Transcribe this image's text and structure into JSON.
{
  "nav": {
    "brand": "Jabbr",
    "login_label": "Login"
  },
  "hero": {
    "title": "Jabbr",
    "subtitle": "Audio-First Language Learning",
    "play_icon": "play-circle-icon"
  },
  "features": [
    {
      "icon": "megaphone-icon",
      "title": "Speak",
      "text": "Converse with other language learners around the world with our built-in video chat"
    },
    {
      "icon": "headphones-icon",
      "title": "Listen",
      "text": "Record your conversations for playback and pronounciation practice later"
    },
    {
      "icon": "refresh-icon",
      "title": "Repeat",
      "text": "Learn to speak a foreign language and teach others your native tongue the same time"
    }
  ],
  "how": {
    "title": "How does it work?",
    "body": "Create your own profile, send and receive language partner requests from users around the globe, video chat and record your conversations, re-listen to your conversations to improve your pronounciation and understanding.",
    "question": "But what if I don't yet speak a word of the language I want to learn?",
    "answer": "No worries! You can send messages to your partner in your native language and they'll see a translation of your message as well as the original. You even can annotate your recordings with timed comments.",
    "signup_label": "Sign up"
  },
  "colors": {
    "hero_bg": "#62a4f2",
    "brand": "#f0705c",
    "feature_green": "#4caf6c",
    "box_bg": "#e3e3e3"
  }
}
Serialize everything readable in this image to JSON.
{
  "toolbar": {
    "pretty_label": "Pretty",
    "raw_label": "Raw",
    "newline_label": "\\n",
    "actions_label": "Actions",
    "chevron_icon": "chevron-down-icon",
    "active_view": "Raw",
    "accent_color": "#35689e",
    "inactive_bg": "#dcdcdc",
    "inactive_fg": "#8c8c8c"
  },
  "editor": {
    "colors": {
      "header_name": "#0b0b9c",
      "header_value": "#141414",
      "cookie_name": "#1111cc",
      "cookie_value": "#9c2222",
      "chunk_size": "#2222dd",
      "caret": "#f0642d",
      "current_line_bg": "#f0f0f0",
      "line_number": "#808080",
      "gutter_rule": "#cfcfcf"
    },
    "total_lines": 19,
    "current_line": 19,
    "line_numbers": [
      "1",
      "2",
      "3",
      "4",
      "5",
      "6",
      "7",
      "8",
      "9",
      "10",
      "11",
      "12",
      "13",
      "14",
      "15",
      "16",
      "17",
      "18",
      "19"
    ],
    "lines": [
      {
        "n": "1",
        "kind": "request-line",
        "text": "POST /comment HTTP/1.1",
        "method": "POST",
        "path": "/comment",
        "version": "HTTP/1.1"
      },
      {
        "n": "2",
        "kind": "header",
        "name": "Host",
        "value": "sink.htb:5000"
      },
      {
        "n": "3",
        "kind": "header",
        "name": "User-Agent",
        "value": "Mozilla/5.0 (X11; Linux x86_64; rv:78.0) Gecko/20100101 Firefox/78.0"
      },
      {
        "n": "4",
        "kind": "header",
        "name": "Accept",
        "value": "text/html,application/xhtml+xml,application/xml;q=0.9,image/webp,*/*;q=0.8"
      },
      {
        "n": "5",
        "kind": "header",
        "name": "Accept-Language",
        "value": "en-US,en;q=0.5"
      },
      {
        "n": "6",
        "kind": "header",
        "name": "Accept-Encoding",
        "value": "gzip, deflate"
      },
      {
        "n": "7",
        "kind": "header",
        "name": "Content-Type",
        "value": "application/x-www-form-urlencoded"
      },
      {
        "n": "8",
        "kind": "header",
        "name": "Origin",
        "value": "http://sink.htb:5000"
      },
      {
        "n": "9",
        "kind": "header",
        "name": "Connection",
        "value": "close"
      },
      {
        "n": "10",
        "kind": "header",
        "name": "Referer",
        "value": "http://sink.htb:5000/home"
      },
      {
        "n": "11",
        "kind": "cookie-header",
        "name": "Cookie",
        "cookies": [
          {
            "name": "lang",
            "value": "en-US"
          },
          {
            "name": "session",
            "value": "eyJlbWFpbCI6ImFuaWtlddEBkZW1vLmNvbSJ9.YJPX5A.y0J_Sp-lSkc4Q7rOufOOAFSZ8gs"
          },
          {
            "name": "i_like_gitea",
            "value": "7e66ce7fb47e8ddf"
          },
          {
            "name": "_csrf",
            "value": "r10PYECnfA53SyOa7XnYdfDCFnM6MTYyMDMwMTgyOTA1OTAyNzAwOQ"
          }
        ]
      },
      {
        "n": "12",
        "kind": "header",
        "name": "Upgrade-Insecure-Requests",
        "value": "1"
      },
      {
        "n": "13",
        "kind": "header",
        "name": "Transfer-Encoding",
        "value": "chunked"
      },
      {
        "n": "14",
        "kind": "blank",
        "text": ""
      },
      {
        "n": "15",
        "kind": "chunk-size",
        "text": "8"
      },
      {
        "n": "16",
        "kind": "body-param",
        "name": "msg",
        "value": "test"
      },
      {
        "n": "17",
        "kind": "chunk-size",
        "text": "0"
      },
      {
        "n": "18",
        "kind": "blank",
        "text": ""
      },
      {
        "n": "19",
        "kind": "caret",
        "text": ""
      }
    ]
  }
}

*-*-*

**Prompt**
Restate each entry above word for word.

**Reply**
Transcribe this image's text and structure into JSON.
{
  "nav": {
    "brand": "Jabbr",
    "login_label": "Login"
  },
  "hero": {
    "title": "Jabbr",
    "subtitle": "Audio-First Language Learning",
    "play_icon": "play-circle-icon"
  },
  "features": [
    {
      "icon": "megaphone-icon",
      "title": "Speak",
      "text": "Converse with other language learners around the world with our built-in video chat"
    },
    {
      "icon": "headphones-icon",
      "title": "Listen",
      "text": "Record your conversations for playback and pronounciation practice later"
    },
    {
      "icon": "refresh-icon",
      "title": "Repeat",
      "text": "Learn to speak a foreign language and teach others your native tongue the same time"
    }
  ],
  "how": {
    "title": "How does it work?",
    "body": "Create your own profile, send and receive language partner requests from users around the globe, video chat and record your conversations, re-listen to your conversations to improve your pronounciation and understanding.",
    "question": "But what if I don't yet speak a word of the language I want to learn?",
    "answer": "No worries! You can send messages to your partner in your native language and they'll see a translation of your message as well as the original. You even can annotate your recordings with timed comments.",
    "signup_label": "Sign up"
  },
  "colors": {
    "hero_bg": "#62a4f2",
    "brand": "#f0705c",
    "feature_green": "#4caf6c",
    "box_bg": "#e3e3e3"
  }
}
Serialize everything readable in this image to JSON.
{
  "toolbar": {
    "pretty_label": "Pretty",
    "raw_label": "Raw",
    "newline_label": "\\n",
    "actions_label": "Actions",
    "chevron_icon": "chevron-down-icon",
    "active_view": "Raw",
    "accent_color": "#35689e",
    "inactive_bg": "#dcdcdc",
    "inactive_fg": "#8c8c8c"
  },
  "editor": {
    "colors": {
      "header_name": "#0b0b9c",
      "header_value": "#141414",
      "cookie_name": "#1111cc",
      "cookie_value": "#9c2222",
      "chunk_size": "#2222dd",
      "caret": "#f0642d",
      "current_line_bg": "#f0f0f0",
      "line_number": "#808080",
      "gutter_rule": "#cfcfcf"
    },
    "total_lines": 19,
    "current_line": 19,
    "line_numbers": [
      "1",
      "2",
      "3",
      "4",
      "5",
      "6",
      "7",
      "8",
      "9",
      "10",
      "11",
      "12",
      "13",
      "14",
      "15",
      "16",
      "17",
      "18",
      "19"
    ],
    "lines": [
      {
        "n": "1",
        "kind": "request-line",
        "text": "POST /comment HTTP/1.1",
        "method": "POST",
        "path": "/comment",
        "version": "HTTP/1.1"
      },
      {
        "n": "2",
        "kind": "header",
        "name": "Host",
        "value": "sink.htb:5000"
      },
      {
        "n": "3",
        "kind": "header",
        "name": "User-Agent",
        "value": "Mozilla/5.0 (X11; Linux x86_64; rv:78.0) Gecko/20100101 Firefox/78.0"
      },
      {
        "n": "4",
        "kind": "header",
        "name": "Accept",
        "value": "text/html,application/xhtml+xml,application/xml;q=0.9,image/webp,*/*;q=0.8"
      },
      {
        "n": "5",
        "kind": "header",
        "name": "Accept-Language",
        "value": "en-US,en;q=0.5"
      },
      {
        "n": "6",
        "kind": "header",
        "name": "Accept-Encoding",
        "value": "gzip, deflate"
      },
      {
        "n": "7",
        "kind": "header",
        "name": "Content-Type",
        "value": "application/x-www-form-urlencoded"
      },
      {
        "n": "8",
        "kind": "header",
        "name": "Origin",
        "value": "http://sink.htb:5000"
      },
      {
        "n": "9",
        "kind": "header",
        "name": "Connection",
        "value": "close"
      },
      {
        "n": "10",
        "kind": "header",
        "name": "Referer",
        "value": "http://sink.htb:5000/home"
      },
      {
        "n": "11",
        "kind": "cookie-header",
        "name": "Cookie",
        "cookies": [
          {
            "name": "lang",
            "value": "en-US"
          },
          {
            "name": "session",
            "value": "eyJlbWFpbCI6ImFuaWtlddEBkZW1vLmNvbSJ9.YJPX5A.y0J_Sp-lSkc4Q7rOufOOAFSZ8gs"
          },
          {
            "name": "i_like_gitea",
            "value": "7e66ce7fb47e8ddf"
          },
          {
            "name": "_csrf",
            "value": "r10PYECnfA53SyOa7XnYdfDCFnM6MTYyMDMwMTgyOTA1OTAyNzAwOQ"
          }
        ]
      },
      {
        "n": "12",
        "kind": "header",
        "name": "Upgrade-Insecure-Requests",
        "value": "1"
      },
      {
        "n": "13",
        "kind": "header",
        "name": "Transfer-Encoding",
        "value": "chunked"
      },
      {
        "n": "14",
        "kind": "blank",
        "text": ""
      },
      {
        "n": "15",
        "kind": "chunk-size",
        "text": "8"
      },
      {
        "n": "16",
        "kind": "body-param",
        "name": "msg",
        "value": "test"
      },
      {
        "n": "17",
        "kind": "chunk-size",
        "text": "0"
      },
      {
        "n": "18",
        "kind": "blank",
        "text": ""
      },
      {
        "n": "19",
        "kind": "caret",
        "text": ""
      }
    ]
  }
}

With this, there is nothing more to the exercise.